[Interface dataset entries]
────────

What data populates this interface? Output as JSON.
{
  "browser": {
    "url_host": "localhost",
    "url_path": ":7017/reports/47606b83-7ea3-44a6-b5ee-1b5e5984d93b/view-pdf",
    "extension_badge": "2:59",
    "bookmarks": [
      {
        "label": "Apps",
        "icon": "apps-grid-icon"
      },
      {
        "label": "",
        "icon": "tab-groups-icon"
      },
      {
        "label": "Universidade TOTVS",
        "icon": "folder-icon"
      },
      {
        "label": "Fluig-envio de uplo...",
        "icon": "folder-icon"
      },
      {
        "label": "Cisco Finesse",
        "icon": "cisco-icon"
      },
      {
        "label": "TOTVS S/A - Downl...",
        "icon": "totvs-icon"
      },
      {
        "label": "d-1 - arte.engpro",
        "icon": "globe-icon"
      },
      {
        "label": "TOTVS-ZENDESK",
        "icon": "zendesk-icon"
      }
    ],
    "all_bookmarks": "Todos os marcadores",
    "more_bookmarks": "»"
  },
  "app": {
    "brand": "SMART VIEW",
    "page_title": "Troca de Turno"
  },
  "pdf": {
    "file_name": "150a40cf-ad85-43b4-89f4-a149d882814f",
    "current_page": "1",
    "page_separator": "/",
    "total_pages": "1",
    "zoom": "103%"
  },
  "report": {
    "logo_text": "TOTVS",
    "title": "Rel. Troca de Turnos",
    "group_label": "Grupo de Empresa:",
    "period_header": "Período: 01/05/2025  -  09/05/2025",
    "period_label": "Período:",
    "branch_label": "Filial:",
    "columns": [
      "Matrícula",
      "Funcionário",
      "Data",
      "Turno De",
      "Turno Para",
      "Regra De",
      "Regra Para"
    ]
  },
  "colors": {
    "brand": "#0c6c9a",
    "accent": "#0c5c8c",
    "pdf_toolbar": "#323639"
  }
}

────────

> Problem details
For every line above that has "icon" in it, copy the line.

> Solution to the exercise
        "icon": "apps-grid-icon"
        "icon": "tab-groups-icon"
        "icon": "folder-icon"
        "icon": "folder-icon"
        "icon": "cisco-icon"
        "icon": "totvs-icon"
        "icon": "globe-icon"
        "icon": "zendesk-icon"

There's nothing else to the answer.